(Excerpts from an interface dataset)
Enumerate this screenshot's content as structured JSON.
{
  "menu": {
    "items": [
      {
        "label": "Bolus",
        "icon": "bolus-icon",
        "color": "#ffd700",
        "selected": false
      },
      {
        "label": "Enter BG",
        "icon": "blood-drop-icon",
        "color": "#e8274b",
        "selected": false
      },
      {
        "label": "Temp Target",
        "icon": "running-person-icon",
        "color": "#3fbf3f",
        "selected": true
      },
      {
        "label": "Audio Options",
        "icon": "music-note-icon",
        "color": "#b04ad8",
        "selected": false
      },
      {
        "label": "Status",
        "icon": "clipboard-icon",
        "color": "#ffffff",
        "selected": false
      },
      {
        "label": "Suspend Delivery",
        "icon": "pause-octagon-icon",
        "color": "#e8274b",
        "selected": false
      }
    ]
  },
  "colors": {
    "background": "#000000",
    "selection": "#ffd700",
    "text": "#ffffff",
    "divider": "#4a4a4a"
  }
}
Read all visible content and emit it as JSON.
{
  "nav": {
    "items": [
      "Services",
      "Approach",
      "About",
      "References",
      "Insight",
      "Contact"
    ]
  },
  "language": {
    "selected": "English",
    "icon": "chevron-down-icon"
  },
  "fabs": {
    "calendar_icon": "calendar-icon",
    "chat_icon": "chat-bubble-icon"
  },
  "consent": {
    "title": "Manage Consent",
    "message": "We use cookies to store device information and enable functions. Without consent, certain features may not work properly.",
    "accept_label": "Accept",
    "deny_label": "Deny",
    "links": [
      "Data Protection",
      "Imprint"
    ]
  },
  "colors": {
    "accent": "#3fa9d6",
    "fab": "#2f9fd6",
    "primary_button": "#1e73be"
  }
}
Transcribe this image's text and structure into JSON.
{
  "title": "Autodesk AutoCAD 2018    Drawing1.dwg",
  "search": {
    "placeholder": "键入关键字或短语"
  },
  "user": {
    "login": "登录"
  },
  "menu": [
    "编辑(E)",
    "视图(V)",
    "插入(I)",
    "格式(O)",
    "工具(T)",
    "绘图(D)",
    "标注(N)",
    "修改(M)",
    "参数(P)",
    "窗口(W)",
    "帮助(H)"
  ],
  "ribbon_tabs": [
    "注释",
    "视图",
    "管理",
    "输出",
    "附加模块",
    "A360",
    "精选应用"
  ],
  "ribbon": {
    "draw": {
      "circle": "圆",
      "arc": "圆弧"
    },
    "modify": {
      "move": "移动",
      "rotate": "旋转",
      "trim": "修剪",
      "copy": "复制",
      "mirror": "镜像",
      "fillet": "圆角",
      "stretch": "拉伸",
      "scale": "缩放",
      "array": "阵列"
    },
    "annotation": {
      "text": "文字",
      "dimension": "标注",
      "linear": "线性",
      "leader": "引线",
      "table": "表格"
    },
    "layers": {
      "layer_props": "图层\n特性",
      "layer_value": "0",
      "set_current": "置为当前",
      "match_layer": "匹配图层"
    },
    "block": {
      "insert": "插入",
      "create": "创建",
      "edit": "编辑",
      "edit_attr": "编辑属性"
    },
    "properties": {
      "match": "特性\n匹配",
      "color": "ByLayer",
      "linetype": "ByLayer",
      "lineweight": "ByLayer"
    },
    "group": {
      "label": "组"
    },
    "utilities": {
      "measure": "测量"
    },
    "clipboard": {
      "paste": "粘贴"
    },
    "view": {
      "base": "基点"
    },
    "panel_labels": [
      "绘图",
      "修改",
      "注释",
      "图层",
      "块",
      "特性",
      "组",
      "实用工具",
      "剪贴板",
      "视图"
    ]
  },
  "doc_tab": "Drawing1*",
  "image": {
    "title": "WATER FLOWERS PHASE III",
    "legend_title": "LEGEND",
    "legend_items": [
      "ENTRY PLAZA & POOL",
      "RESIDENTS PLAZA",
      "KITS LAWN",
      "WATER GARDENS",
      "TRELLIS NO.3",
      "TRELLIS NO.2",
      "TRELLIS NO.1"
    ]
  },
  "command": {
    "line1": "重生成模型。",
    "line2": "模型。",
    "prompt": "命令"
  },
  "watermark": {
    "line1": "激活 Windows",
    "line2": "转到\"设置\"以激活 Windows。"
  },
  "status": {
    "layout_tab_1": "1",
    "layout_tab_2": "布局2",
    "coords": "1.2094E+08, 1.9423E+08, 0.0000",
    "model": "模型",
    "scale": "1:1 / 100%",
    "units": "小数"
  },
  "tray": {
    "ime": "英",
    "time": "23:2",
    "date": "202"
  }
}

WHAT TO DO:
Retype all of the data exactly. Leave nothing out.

RESULT OF THE TASK:
Enumerate this screenshot's content as structured JSON.
{
  "menu": {
    "items": [
      {
        "label": "Bolus",
        "icon": "bolus-icon",
        "color": "#ffd700",
        "selected": false
      },
      {
        "label": "Enter BG",
        "icon": "blood-drop-icon",
        "color": "#e8274b",
        "selected": false
      },
      {
        "label": "Temp Target",
        "icon": "running-person-icon",
        "color": "#3fbf3f",
        "selected": true
      },
      {
        "label": "Audio Options",
        "icon": "music-note-icon",
        "color": "#b04ad8",
        "selected": false
      },
      {
        "label": "Status",
        "icon": "clipboard-icon",
        "color": "#ffffff",
        "selected": false
      },
      {
        "label": "Suspend Delivery",
        "icon": "pause-octagon-icon",
        "color": "#e8274b",
        "selected": false
      }
    ]
  },
  "colors": {
    "background": "#000000",
    "selection": "#ffd700",
    "text": "#ffffff",
    "divider": "#4a4a4a"
  }
}
Read all visible content and emit it as JSON.
{
  "nav": {
    "items": [
      "Services",
      "Approach",
      "About",
      "References",
      "Insight",
      "Contact"
    ]
  },
  "language": {
    "selected": "English",
    "icon": "chevron-down-icon"
  },
  "fabs": {
    "calendar_icon": "calendar-icon",
    "chat_icon": "chat-bubble-icon"
  },
  "consent": {
    "title": "Manage Consent",
    "message": "We use cookies to store device information and enable functions. Without consent, certain features may not work properly.",
    "accept_label": "Accept",
    "deny_label": "Deny",
    "links": [
      "Data Protection",
      "Imprint"
    ]
  },
  "colors": {
    "accent": "#3fa9d6",
    "fab": "#2f9fd6",
    "primary_button": "#1e73be"
  }
}
Transcribe this image's text and structure into JSON.
{
  "title": "Autodesk AutoCAD 2018    Drawing1.dwg",
  "search": {
    "placeholder": "键入关键字或短语"
  },
  "user": {
    "login": "登录"
  },
  "menu": [
    "编辑(E)",
    "视图(V)",
    "插入(I)",
    "格式(O)",
    "工具(T)",
    "绘图(D)",
    "标注(N)",
    "修改(M)",
    "参数(P)",
    "窗口(W)",
    "帮助(H)"
  ],
  "ribbon_tabs": [
    "注释",
    "视图",
    "管理",
    "输出",
    "附加模块",
    "A360",
    "精选应用"
  ],
  "ribbon": {
    "draw": {
      "circle": "圆",
      "arc": "圆弧"
    },
    "modify": {
      "move": "移动",
      "rotate": "旋转",
      "trim": "修剪",
      "copy": "复制",
      "mirror": "镜像",
      "fillet": "圆角",
      "stretch": "拉伸",
      "scale": "缩放",
      "array": "阵列"
    },
    "annotation": {
      "text": "文字",
      "dimension": "标注",
      "linear": "线性",
      "leader": "引线",
      "table": "表格"
    },
    "layers": {
      "layer_props": "图层\n特性",
      "layer_value": "0",
      "set_current": "置为当前",
      "match_layer": "匹配图层"
    },
    "block": {
      "insert": "插入",
      "create": "创建",
      "edit": "编辑",
      "edit_attr": "编辑属性"
    },
    "properties": {
      "match": "特性\n匹配",
      "color": "ByLayer",
      "linetype": "ByLayer",
      "lineweight": "ByLayer"
    },
    "group": {
      "label": "组"
    },
    "utilities": {
      "measure": "测量"
    },
    "clipboard": {
      "paste": "粘贴"
    },
    "view": {
      "base": "基点"
    },
    "panel_labels": [
      "绘图",
      "修改",
      "注释",
      "图层",
      "块",
      "特性",
      "组",
      "实用工具",
      "剪贴板",
      "视图"
    ]
  },
  "doc_tab": "Drawing1*",
  "image": {
    "title": "WATER FLOWERS PHASE III",
    "legend_title": "LEGEND",
    "legend_items": [
      "ENTRY PLAZA & POOL",
      "RESIDENTS PLAZA",
      "KITS LAWN",
      "WATER GARDENS",
      "TRELLIS NO.3",
      "TRELLIS NO.2",
      "TRELLIS NO.1"
    ]
  },
  "command": {
    "line1": "重生成模型。",
    "line2": "模型。",
    "prompt": "命令"
  },
  "watermark": {
    "line1": "激活 Windows",
    "line2": "转到\"设置\"以激活 Windows。"
  },
  "status": {
    "layout_tab_1": "1",
    "layout_tab_2": "布局2",
    "coords": "1.2094E+08, 1.9423E+08, 0.0000",
    "model": "模型",
    "scale": "1:1 / 100%",
    "units": "小数"
  },
  "tray": {
    "ime": "英",
    "time": "23:2",
    "date": "202"
  }
}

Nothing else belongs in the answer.